|Arnold, A. Elizabeth|
Submitted to: Nature
Publication Type: Peer Reviewed Journal
Publication Acceptance Date: 9/3/2006
Publication Date: 10/19/2006
Citation: James, T.Y., Kauff, F., Schoch, C., Matheny, B., Hofstetter, V., Cox, C.J., Celio, G., Guiedan, C., Fraker, E., Miadlikowska, J., Lumbsh, T., Rauhut, A., Reeb, V., Arnold, A., Amtoft, A., Stajich, J.E., Hosaka, K., Sung, G., Johnson, D., O'Rourke, B., Crockett, M., Binder, M., Curtis, J.M., Slot, J.C., Wang, Z., Wilson, A.W., Schueller, A., Longcore, J.E., O Donnell, K., Mozley-Standridge, S., Porter, D., Letcher, P.M., Powell, M.J., Taylor, J.W., White, M.M., Griffith, G.W., Davies, D.R., Humber, R.A., Morton, J.B., Sugiyama, J., Rossman, A.Y., Rogers, J.D., Pfister, D.H., Hewitt, D., Hansen, K., Hambleton, S., Shoemaker, R.A., Kohlmeyer, J., Volkmann-Kohlmeyer, B., Spotts, R.A., Serdani, M., Crous, P.W., Hughes, K.W., Matsuura, K., Langer, E., Langer, G., Untereiner, W.A., Lucking, R., Budel, B., Geiser, D.M., Aptroot, D.M., Diederich, P., Schmitt, I., Schultz, M., Yahr, R., Hibbett, D.S., Lutzoni, F., Mclaughlin, D.J., Spatafora, J.W., Vilgalys, R. 2006. Reconstructing the early evolution of Fungi using a six-gene phylogeny. Nature. 443:818-822. Interpretive Summary: In order to better understand the origin and evolutionary diversification of the true Fungi, we developed phylogenetic hypotheses for the fungi using data from six gene regions and nearly 200 species. Although all current classifications for the Fungi assume that the swimming flagellated Fungi called chytrids form an early-diverging natural group of Fungi, and imply that there was a single loss of the flagellum leading to the diversification of terrestrial Fungi, our results suggest that there have been at least three independent losses of the flagellum in the Fungi. The losses of swimming spores appeared to have coincided with the evolution of novel mechanisms of spore dispersal such as aerial dispersal in the Microsporidia, an enigmatic group of unicellular organisms that lack subcellular organelles called mitochondria. One of the major findings of this study suggests that the Microsporidia may be derived from a parasitic chytrid early in the evolution of the Fungi. Results of these basic studies will benefit agricultural scientists in that the predictive power of the robust phylogenetic framework will enable them to predict the biotechnological properties of novel fungi as they are discovered and characterized for the benefit of humankind.

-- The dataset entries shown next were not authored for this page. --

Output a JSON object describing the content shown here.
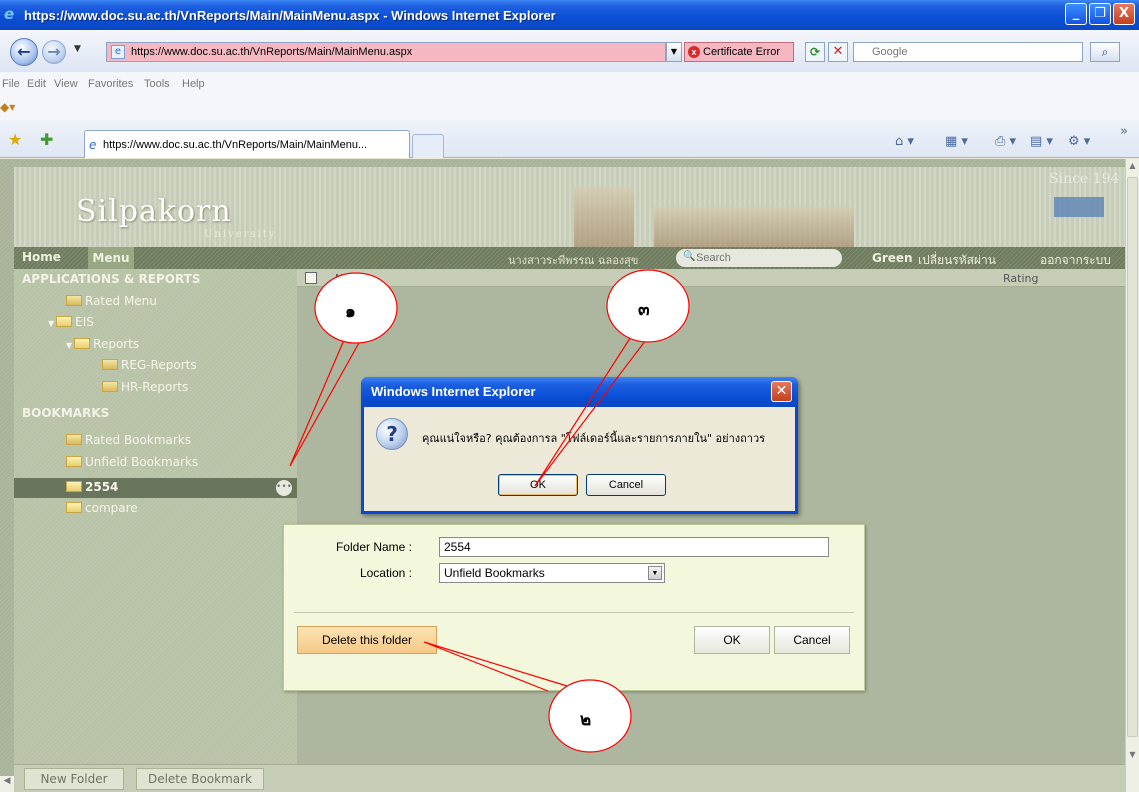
{
  "window": {
    "title": "https://www.doc.su.ac.th/VnReports/Main/MainMenu.aspx - Windows Internet Explorer",
    "minimize": "_",
    "restore": "❐",
    "close": "X"
  },
  "address_bar": {
    "url": "https://www.doc.su.ac.th/VnReports/Main/MainMenu.aspx",
    "cert_error": "Certificate Error",
    "search_placeholder": "Google"
  },
  "menu": {
    "items": [
      "File",
      "Edit",
      "View",
      "Favorites",
      "Tools",
      "Help"
    ]
  },
  "tabs": {
    "active_label": "https://www.doc.su.ac.th/VnReports/Main/MainMenu..."
  },
  "site": {
    "logo_text": "Silpakorn",
    "logo_sub": "University",
    "since": "Since 194",
    "nav_home": "Home",
    "nav_menu": "Menu",
    "user_name": "นางสาวระพีพรรณ ฉลองสุข",
    "search_placeholder": "Search",
    "theme": "Green",
    "change_password": "เปลี่ยนรหัสผ่าน",
    "logout": "ออกจากระบบ"
  },
  "sidebar": {
    "apps_header": "APPLICATIONS & REPORTS",
    "rated_menu": "Rated Menu",
    "eis": "EIS",
    "reports": "Reports",
    "reg_reports": "REG-Reports",
    "hr_reports": "HR-Reports",
    "bookmarks_header": "BOOKMARKS",
    "rated_bookmarks": "Rated Bookmarks",
    "unfield_bookmarks": "Unfield Bookmarks",
    "folder_2554": "2554",
    "folder_compare": "compare"
  },
  "content": {
    "col_name": "Name",
    "col_rating": "Rating"
  },
  "bottom": {
    "new_folder": "New Folder",
    "delete_bookmark": "Delete Bookmark"
  },
  "edit_panel": {
    "folder_name_label": "Folder Name :",
    "folder_name_value": "2554",
    "location_label": "Location :",
    "location_value": "Unfield Bookmarks",
    "delete_button": "Delete this folder",
    "ok_button": "OK",
    "cancel_button": "Cancel"
  },
  "dialog": {
    "title": "Windows Internet Explorer",
    "message": "คุณแน่ใจหรือ? คุณต้องการล  \"โฟล์เดอร์นี้และรายการภายใน\" อย่างถาวร",
    "ok": "OK",
    "cancel": "Cancel"
  },
  "annotations": {
    "c1": "๑",
    "c2": "๒",
    "c3": "๓",
    "stroke_color": "#ff0000",
    "bubble_border": "#ff0000",
    "bubble_fill": "#ffffff"
  }
}
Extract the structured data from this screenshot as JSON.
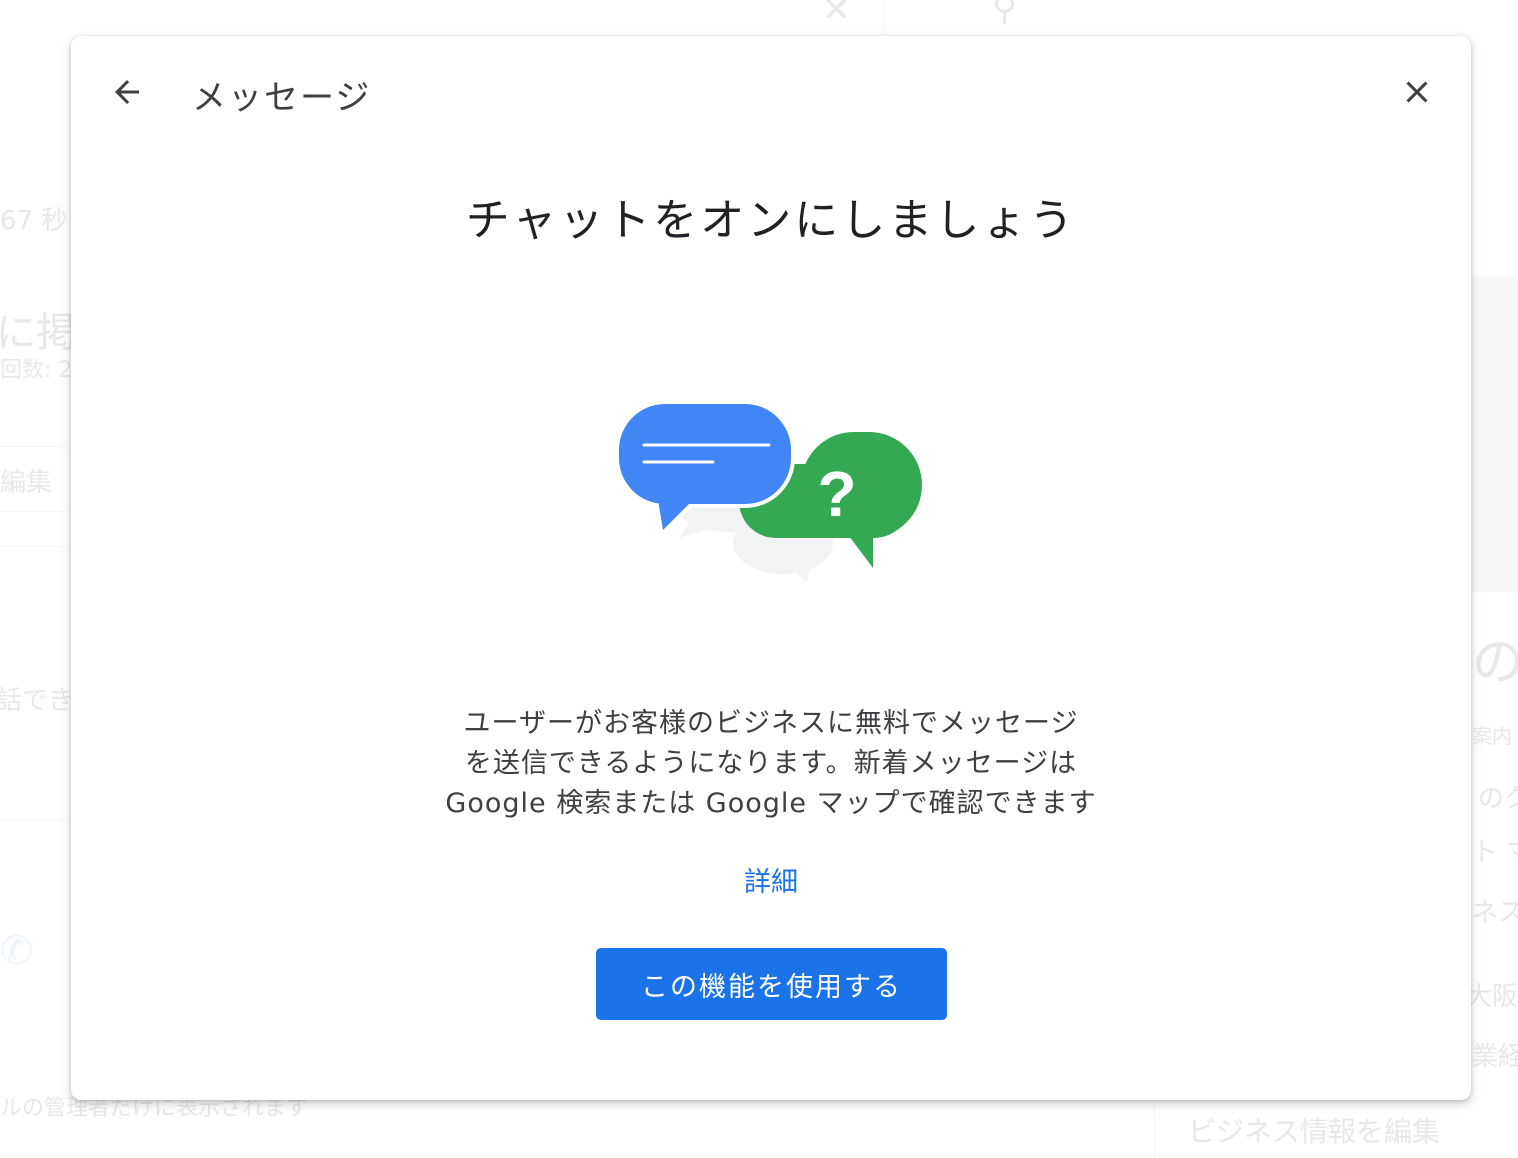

Technical Abstract: The ancestors of fungi are believed to be simple aquatic forms with flagellated spores, similar to modern-day Chytridiomycete fungi (chytrids). Current classifications for the fungi assume that the chytrids form an early-diverging clade of Fungi, and imply that there was a single loss of the flagellum leading to the diversification of terrestrial fungi. Here we develop phylogenetic hypotheses for the fungi using data from six gene regions and nearly 200 species. Our results suggest that there have been at least three independent losses of the flagellum in the Fungi. The losses of swimming spores have coincided with the evolution of novel mechanisms of spore dispersal, such as aerial dispersal and polar tube eversion in the Microsporidia, which are unicellular forms that lack mitochondria. Our results suggest that the Microsporidia may be derived from an endoparasitic chytridiomycete similar to Rozella allomycis, on the earliest diverging branch on the Fungal tree.